NOTE: The article excerpted on this page is from an outside publication and is posted on FIRE's website because it references FIRE's work. The viewpoints expressed in this article do not necessarily represent FIRE's positions.
By Joe Murray at The Evening Bulletin
For the First Amendment fighters employed by the Philadelphia-based Foundation for Individual Rights in Education (FIRE) patrolling America’s college campuses in search of speech codes, censorship, harassment and intimidation, the summer of 2007 has been a good year.
Earlier this year when the University of Rhode Island tried to punish College Republicans for holding a mock whites-only scholarship, FIRE stepped in and the First Amendment prevailed.
In June, FIRE was instrumental in making sure Walter Kehowski was able to return to the classroom. The Arizona professor was suspended from teaching his class at Glendale Community College when he used the college’s e-mail system to post George Washington’s Thanksgiving Day proclamation a day before Thanksgiving. The posting was deemed offensive.
And now, coming of the heels of a solid first half of the year, FIRE has tackled yet another speech code in Colorado. In a solid victory for free speech rights, student activists, with help from FIRE, convinced Colorado State University (CSU) to revise three speech codes that the First Amendment experts argued were unconstitutional.
“This is an exciting day for free speech at Colorado State,” stated Greg Lukianoff, president of FIRE. “By making these changes, the administration has proven it is serious about protecting its students’ First Amendment rights, and we commend the university.”The controversy began in April when CSU students complained that there were three unconstitutional policies on campus: the peaceful assembly policy, the advertising policy and the hate incidents policy. All three of these policies had the effect of being a speech code—a rule or regulation that impedes the free exchange of ideas and runs afoul of the First Amendment.
Prior to FIRE’s intervention, CSU, a public university, permitted activities such as rallies to take place only at the Lory Student Center Plaza and required students to reserve the space 14 days prior to the event.
FIRE’s director of legal and public advocacy, Samantha Harris, explained, “The only possible defense of Colorado State’s assembly policy would be that it is a ‘reasonable time, place and manner’ restriction. … There is nothing ‘reasonable,’ however, about transforming the vast majority of the university’s property—indeed, public property—into a ‘censorship area,’ and in maintaining a system of onerous requirements by which students must abide in order to exercise their fundamental rights.”
In that same letter, FIRE targeted both the advertising policy and the hate incidents policy. Under the prior advertising policy, CSU barred any “offensive language” and “references to alcoholic beverages or other drugs.” Last year, the policy was used to prohibit CSU libertarians from making a political statement on the legalization of marijuana because a flyer had a picture of a marijuana leaf.
Harris explained that the advertising policy was doomed because a government body cannot censor speech merely because it deems it offensive, and more importantly, “the prohibition on ‘any reference to alcoholic beverages or drugs’ in advertising is also overbroad.
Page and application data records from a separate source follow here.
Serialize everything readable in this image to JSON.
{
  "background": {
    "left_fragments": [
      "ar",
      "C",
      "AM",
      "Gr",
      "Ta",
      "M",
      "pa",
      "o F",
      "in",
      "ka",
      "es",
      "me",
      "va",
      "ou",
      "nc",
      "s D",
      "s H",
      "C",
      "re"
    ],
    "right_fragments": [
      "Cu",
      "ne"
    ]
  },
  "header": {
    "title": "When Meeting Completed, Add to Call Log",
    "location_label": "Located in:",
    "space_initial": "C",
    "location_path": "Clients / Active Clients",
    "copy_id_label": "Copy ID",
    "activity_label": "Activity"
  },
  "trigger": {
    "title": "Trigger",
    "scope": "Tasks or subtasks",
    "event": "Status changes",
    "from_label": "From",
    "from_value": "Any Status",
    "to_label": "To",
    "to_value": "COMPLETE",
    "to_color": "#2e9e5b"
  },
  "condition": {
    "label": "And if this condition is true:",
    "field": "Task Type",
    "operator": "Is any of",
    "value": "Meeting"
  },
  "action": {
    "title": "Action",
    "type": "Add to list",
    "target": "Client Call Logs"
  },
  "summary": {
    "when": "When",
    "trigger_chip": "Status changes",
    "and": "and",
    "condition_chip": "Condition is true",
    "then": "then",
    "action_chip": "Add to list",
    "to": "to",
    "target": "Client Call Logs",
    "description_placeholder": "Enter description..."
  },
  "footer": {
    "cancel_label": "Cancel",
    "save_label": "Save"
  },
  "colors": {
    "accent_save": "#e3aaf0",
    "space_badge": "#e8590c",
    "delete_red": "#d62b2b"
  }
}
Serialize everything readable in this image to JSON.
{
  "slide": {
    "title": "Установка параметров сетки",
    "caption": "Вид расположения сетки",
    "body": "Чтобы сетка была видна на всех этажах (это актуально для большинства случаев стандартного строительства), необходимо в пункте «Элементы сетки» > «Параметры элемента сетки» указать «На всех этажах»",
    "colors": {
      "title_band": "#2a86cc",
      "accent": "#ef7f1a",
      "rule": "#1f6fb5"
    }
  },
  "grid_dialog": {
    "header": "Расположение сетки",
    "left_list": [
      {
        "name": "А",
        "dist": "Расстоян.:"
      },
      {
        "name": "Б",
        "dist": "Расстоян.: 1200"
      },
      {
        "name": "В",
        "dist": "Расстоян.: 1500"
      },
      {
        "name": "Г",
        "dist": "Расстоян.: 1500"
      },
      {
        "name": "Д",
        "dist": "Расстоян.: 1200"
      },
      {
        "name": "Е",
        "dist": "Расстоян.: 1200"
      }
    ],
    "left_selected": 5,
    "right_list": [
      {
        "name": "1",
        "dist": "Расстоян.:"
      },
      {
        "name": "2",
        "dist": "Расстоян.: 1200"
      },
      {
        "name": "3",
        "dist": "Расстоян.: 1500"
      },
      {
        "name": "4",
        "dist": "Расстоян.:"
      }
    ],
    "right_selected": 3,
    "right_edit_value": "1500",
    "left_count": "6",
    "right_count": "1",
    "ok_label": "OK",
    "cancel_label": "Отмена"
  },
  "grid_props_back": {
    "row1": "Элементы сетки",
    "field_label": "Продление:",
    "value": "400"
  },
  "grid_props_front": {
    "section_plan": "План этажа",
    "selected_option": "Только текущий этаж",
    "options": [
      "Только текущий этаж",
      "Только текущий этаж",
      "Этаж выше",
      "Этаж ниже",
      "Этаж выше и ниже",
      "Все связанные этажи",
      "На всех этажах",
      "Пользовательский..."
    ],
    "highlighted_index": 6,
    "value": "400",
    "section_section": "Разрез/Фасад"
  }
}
This policy, taken literally, prohibits the advertisement of Alcoholics Anonymous or Narcotics Anonymous meetings, as well as the advertisement of debates on pertinent topics such as marijuana policy reform or the sentencing disparity between offenders in possession of crack cocaine versus powdered cocaine.”The hate incidents policy—a policy with a sole purpose of prohibiting “expressions of hostility”—was also problematic. “A public university such as CSU cannot lawfully ban ‘expressions of hostility.’ Under even the most rudimentary definition of freedom, people are allowed to be hostile. Only when those expressions cross the line into constitutionally unprotected harassment … may a public university like Colorado State prohibit them,” explained Harris.
After receiving Harris’ letter, CSU rethought its positions and amended the policies so that they would be in conformance with prevailing First Amendment jurisprudence. In response to its once narrow peaceful assembly policy, CSU revised the policy to make it clear that free speech activities are welcomed throughout the campus.
The advertising policy was changed to ban “obscene language” and to prohibit advertising from promoting illegal activity. And finally the once overbroad hate incidents policy that punished hostility has now been significantly narrowed to punish carefully defined harassment.
“The events at Colorado State should inspire students everywhere to stand up for their free speech rights,” Lukianoff said.
“CSU did the right thing: it listened to students, took note of the First Amendment and revised its policies accordingly,” stated Seth Anthony, a CSU graduate student and leader of the student activists. “It just goes to show how students really can have an impact on campus policy, especially with the support of an organization like FIRE.”Download file "Where there is smoke, there is FIRE"